- _EXERCISE AIM_:
Give back each line of the material that contains the word "Garcia".
******
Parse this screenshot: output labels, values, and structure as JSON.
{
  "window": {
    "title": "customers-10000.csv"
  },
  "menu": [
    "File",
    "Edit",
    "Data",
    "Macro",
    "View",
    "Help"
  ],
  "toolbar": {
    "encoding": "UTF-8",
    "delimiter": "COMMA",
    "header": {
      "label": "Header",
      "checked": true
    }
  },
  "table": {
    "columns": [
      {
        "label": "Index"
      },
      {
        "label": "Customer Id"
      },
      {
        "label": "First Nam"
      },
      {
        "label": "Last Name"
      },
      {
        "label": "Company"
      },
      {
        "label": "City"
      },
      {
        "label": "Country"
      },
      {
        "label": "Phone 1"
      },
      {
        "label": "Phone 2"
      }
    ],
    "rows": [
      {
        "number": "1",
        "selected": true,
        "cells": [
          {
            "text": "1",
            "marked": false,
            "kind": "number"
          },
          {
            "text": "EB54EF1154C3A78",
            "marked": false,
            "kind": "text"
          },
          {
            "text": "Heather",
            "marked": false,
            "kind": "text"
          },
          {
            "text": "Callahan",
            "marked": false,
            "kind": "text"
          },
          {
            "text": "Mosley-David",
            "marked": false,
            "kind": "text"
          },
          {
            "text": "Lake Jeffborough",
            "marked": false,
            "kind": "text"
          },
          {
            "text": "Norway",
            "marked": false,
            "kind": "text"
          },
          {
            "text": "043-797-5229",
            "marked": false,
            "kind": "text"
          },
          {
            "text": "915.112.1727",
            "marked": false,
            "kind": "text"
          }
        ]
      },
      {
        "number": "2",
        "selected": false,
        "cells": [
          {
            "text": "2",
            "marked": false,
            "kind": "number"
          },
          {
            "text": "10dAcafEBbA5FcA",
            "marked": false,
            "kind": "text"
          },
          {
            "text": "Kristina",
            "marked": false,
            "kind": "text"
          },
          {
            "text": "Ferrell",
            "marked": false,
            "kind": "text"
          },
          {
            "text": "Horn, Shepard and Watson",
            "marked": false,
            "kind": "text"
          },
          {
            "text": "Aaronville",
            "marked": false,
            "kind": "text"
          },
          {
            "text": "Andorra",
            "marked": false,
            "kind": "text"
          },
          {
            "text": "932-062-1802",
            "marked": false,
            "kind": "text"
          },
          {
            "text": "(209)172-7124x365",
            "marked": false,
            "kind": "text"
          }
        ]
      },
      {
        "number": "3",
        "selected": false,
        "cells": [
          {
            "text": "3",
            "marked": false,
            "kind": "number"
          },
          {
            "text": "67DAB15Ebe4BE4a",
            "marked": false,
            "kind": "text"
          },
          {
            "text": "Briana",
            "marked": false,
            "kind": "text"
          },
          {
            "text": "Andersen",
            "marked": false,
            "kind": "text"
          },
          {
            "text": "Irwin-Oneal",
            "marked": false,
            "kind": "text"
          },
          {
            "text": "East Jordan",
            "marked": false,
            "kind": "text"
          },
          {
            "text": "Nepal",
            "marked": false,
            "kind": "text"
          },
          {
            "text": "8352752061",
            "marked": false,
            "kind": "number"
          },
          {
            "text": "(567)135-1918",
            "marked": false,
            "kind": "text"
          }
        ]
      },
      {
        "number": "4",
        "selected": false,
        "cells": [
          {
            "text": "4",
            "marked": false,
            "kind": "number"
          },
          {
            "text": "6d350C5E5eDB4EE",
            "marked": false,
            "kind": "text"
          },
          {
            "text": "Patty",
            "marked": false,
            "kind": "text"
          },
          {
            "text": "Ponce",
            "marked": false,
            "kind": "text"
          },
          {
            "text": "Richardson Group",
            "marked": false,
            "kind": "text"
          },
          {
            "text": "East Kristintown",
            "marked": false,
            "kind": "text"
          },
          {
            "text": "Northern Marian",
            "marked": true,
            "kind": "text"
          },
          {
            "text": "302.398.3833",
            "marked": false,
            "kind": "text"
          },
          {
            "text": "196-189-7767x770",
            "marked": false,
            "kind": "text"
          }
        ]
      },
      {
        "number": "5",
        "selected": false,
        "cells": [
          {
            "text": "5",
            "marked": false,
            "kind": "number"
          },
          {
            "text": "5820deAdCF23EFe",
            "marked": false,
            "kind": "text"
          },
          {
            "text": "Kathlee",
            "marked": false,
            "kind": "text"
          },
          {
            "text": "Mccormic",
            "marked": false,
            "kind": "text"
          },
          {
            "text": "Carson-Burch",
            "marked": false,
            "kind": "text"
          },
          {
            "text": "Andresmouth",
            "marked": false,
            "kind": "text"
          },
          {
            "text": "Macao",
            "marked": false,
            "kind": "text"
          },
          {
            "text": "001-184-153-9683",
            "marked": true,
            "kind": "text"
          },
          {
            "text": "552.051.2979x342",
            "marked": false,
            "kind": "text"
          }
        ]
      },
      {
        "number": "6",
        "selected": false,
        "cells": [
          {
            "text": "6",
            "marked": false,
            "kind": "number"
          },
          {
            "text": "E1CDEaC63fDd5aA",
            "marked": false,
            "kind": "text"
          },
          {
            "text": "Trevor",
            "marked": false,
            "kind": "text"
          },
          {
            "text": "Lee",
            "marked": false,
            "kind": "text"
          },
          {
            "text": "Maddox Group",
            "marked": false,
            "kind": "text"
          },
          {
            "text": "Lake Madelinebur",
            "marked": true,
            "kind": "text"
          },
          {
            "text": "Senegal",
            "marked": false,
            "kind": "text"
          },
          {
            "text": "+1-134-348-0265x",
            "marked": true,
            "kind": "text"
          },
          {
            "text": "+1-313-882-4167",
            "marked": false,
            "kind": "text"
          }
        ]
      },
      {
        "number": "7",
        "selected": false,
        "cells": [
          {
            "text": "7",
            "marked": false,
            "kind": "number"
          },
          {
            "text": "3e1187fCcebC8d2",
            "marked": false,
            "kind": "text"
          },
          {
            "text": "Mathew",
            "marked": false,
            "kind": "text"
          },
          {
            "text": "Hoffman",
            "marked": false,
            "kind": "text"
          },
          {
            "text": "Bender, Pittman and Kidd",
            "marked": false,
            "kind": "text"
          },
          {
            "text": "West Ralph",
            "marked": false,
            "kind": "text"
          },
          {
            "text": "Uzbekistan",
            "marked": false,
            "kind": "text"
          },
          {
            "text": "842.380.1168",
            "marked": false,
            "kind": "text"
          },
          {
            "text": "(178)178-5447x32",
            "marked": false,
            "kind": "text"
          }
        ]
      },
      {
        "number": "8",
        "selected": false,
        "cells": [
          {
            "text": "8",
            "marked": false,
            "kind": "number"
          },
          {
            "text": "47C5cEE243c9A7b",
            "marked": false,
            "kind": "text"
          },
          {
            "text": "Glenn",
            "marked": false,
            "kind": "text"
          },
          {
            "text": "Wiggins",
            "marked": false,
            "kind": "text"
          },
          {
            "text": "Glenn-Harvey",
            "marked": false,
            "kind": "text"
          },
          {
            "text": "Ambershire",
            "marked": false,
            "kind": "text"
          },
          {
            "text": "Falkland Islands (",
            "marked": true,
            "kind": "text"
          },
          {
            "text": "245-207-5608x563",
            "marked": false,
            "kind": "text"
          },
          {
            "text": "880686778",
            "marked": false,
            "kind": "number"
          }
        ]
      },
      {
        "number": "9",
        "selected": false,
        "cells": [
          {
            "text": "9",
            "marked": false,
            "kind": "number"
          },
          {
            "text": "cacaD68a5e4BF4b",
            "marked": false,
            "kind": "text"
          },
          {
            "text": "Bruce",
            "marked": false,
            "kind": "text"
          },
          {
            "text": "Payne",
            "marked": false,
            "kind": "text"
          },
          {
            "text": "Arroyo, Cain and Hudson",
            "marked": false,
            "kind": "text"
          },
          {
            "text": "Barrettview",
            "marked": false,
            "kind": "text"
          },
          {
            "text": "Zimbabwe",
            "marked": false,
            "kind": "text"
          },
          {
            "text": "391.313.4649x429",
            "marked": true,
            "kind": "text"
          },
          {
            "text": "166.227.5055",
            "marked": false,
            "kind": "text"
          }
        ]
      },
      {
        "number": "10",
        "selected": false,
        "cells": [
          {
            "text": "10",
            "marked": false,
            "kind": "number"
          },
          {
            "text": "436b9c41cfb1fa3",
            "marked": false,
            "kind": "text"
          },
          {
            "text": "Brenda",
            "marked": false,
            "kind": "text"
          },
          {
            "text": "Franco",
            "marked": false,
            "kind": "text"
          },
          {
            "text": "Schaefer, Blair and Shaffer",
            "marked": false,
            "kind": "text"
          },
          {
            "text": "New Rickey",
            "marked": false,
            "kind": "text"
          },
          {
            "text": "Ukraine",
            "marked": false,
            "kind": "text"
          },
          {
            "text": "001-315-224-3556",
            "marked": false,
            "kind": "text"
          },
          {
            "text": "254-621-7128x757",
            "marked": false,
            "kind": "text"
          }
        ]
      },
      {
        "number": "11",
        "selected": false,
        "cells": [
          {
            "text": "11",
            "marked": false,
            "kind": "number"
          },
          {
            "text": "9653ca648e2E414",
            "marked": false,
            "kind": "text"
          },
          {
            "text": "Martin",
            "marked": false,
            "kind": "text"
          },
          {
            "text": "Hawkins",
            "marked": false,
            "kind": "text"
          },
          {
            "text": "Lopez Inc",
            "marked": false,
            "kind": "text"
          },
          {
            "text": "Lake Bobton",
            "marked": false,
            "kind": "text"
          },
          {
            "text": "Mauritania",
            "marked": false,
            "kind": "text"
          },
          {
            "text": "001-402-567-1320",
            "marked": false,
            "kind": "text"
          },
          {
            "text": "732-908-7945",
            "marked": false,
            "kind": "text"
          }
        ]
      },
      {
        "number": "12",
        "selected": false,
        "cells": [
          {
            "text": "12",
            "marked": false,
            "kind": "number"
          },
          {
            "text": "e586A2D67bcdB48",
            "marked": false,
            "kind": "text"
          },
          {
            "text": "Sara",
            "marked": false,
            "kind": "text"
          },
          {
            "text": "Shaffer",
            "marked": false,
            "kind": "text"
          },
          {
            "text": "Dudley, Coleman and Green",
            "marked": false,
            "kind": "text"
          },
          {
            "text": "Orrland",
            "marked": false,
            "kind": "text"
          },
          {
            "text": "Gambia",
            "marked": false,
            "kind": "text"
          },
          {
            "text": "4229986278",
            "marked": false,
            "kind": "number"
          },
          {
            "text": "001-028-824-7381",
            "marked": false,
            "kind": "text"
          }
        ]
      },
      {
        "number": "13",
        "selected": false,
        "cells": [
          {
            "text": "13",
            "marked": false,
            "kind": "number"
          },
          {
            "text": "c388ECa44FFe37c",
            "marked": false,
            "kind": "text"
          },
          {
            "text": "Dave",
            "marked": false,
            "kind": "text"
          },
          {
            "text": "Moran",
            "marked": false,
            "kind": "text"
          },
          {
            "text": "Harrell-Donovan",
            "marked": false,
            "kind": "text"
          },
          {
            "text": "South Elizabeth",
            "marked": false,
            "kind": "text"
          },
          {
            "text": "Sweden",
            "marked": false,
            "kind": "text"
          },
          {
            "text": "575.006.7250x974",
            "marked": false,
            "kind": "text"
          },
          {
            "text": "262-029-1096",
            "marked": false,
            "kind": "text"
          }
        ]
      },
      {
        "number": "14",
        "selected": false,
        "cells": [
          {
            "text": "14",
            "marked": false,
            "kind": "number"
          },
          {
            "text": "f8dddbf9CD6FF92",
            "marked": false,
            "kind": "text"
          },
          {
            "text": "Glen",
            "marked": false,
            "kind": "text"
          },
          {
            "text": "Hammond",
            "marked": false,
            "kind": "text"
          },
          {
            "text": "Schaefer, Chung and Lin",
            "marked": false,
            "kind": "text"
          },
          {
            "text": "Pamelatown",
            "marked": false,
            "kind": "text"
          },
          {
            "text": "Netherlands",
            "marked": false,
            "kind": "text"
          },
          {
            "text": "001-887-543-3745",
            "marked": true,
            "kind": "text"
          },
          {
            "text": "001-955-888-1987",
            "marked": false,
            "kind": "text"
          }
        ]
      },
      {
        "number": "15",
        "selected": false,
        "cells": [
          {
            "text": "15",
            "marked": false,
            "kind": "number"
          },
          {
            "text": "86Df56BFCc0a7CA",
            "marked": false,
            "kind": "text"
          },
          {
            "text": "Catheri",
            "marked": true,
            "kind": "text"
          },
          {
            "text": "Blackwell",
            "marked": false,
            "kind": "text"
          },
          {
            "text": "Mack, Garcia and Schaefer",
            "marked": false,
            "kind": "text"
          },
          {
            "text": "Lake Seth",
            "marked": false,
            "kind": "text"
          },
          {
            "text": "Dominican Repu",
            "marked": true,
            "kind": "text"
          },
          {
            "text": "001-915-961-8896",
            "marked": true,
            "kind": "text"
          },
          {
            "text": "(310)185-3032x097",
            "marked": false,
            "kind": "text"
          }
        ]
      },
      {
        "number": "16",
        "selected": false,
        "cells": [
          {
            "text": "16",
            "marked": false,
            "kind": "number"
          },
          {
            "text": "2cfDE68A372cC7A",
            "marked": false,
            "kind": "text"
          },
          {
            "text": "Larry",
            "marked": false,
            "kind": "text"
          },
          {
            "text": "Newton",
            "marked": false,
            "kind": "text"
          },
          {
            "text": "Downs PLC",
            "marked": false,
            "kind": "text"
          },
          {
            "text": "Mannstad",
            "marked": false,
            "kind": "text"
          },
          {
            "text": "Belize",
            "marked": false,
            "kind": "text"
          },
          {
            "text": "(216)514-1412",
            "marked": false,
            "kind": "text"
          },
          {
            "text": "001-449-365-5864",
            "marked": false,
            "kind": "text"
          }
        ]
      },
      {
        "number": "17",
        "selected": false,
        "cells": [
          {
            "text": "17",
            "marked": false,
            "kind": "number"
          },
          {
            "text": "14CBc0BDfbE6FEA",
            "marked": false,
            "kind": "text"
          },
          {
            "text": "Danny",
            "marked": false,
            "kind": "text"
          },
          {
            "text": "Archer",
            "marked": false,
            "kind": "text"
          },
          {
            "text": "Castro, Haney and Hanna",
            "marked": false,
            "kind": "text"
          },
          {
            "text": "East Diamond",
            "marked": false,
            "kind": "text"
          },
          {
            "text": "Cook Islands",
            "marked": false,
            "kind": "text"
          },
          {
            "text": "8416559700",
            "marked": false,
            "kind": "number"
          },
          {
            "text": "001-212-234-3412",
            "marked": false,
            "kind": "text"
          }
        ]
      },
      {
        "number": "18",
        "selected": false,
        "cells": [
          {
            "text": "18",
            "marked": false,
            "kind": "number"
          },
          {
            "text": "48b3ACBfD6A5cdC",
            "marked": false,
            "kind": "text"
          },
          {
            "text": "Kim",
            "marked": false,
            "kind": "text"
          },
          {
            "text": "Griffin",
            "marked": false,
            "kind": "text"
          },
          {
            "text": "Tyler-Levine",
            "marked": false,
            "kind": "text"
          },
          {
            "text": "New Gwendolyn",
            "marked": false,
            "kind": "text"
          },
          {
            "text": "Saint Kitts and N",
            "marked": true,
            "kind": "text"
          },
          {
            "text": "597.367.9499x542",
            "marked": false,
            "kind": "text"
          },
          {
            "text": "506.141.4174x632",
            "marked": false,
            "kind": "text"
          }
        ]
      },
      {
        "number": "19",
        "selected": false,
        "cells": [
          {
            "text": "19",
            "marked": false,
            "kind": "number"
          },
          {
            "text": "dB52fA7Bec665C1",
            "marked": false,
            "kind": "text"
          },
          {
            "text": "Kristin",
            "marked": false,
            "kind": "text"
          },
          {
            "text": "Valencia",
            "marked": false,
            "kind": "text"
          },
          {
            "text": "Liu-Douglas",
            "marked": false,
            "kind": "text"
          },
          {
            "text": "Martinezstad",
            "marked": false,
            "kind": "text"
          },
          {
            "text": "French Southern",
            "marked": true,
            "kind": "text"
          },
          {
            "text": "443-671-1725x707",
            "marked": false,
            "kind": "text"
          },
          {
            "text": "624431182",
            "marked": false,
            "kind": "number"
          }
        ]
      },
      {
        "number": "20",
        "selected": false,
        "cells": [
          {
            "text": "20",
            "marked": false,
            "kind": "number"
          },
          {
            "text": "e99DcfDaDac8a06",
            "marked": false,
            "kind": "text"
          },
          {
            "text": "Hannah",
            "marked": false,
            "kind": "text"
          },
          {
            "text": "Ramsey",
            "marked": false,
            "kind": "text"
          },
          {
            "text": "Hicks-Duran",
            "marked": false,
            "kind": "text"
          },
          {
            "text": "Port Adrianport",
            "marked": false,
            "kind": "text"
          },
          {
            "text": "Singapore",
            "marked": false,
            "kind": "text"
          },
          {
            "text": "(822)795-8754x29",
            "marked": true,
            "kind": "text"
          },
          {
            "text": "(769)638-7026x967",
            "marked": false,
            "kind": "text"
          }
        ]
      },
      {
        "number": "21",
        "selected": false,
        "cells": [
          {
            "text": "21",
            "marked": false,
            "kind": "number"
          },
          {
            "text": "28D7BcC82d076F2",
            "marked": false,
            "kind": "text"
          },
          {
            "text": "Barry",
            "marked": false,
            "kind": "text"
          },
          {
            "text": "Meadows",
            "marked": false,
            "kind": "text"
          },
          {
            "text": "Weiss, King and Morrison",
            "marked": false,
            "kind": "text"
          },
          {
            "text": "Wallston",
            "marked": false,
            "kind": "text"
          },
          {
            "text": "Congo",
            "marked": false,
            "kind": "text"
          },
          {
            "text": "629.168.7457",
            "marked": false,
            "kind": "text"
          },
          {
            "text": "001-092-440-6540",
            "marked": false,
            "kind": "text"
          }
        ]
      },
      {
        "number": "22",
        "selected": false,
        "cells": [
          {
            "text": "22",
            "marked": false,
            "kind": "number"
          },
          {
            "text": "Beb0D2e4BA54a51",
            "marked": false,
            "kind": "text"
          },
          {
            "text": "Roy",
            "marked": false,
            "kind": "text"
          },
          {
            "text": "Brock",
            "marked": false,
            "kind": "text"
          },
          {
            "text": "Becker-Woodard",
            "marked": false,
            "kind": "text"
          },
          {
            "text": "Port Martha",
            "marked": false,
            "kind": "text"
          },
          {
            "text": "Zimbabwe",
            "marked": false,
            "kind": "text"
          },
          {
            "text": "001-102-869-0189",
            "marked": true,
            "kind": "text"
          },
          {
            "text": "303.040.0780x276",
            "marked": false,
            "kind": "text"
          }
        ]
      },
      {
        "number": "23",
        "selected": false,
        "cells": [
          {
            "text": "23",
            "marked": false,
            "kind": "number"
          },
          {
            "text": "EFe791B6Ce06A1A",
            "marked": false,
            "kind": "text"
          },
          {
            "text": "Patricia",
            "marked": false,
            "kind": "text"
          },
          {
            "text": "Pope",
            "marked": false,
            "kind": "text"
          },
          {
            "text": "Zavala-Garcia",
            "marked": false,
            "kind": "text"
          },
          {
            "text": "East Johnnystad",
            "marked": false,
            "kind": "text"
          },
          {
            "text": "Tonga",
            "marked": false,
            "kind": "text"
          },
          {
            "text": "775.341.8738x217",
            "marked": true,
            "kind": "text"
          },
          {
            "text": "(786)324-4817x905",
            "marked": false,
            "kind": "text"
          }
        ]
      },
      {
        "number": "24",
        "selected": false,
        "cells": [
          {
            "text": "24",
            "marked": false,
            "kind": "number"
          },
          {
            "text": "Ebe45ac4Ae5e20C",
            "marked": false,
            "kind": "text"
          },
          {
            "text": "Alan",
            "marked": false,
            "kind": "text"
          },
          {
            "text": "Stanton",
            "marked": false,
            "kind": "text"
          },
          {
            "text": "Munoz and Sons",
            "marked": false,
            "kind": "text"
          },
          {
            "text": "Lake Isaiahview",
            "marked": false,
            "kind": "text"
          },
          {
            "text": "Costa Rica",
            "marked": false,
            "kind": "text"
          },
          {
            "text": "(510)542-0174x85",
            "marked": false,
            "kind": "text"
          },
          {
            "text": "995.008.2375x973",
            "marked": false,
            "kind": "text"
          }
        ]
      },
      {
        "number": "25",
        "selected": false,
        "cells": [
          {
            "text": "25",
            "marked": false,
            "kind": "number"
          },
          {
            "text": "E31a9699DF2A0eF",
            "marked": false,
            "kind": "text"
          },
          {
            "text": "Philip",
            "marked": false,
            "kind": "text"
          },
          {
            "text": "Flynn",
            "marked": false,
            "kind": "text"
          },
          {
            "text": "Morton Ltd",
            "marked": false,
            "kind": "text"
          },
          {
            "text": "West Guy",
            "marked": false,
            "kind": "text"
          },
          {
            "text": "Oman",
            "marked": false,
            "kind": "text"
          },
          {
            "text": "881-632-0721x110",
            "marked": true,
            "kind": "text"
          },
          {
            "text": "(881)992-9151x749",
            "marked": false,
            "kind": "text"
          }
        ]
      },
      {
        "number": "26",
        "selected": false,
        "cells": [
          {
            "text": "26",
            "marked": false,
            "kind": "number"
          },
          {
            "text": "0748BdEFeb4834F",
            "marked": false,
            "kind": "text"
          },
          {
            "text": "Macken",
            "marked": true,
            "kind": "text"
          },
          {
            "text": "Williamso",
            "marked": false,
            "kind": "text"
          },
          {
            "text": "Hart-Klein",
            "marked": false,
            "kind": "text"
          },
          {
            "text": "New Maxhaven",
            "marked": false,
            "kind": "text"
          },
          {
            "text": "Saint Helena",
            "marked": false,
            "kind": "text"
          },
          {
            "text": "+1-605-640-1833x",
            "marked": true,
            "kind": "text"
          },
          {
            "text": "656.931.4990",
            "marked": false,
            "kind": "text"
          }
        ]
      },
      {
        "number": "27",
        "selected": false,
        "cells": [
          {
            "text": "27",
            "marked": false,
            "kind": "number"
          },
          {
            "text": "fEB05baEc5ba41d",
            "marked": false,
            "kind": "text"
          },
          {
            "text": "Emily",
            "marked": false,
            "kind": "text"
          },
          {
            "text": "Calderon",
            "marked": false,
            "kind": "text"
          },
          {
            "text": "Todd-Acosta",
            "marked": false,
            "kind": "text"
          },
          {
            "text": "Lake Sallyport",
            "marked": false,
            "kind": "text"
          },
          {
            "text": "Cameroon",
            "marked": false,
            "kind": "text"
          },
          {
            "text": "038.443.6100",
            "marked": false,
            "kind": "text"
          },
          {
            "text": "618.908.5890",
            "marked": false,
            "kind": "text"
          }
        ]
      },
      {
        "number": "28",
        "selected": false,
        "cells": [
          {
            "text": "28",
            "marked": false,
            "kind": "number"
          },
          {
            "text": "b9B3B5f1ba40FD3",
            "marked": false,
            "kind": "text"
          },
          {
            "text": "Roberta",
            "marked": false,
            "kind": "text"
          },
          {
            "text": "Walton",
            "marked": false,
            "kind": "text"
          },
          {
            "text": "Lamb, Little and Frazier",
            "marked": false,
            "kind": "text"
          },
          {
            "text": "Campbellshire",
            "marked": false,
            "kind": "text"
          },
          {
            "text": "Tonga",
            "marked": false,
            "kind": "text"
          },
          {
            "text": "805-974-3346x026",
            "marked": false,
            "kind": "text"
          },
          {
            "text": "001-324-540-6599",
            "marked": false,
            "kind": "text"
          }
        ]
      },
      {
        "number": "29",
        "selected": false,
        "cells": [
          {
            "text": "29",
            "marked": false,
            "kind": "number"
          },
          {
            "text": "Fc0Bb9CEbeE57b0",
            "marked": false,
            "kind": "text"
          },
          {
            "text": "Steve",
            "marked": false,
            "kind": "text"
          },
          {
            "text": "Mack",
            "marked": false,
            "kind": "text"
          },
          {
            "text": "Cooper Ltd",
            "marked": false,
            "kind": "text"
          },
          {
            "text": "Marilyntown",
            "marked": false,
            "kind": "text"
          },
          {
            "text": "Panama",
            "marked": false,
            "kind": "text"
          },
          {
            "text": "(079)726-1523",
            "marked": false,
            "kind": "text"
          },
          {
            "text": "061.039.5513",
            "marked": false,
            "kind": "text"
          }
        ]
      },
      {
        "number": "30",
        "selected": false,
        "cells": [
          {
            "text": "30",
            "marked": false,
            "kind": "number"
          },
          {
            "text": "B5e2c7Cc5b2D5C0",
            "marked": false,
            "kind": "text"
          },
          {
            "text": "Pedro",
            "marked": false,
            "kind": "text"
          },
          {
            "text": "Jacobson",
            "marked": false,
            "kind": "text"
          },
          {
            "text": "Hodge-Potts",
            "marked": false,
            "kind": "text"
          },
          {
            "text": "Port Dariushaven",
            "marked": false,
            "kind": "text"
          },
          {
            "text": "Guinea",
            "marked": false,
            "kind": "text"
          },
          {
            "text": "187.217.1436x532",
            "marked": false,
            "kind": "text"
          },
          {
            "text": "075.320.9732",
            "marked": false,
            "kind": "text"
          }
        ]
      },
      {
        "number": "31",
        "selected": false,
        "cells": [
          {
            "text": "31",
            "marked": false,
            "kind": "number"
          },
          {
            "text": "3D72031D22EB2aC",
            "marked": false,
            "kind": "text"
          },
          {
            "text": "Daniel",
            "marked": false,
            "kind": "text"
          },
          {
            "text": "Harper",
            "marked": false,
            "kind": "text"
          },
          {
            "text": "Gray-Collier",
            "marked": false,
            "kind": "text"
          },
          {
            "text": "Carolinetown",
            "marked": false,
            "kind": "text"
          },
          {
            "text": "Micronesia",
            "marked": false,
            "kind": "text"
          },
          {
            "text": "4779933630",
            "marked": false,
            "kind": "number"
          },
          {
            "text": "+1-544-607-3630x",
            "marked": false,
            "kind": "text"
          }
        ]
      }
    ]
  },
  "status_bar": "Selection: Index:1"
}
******
- _REPLY TO THE EXERCISE_:
            "text": "Mack, Garcia and Schaefer",
            "text": "Zavala-Garcia",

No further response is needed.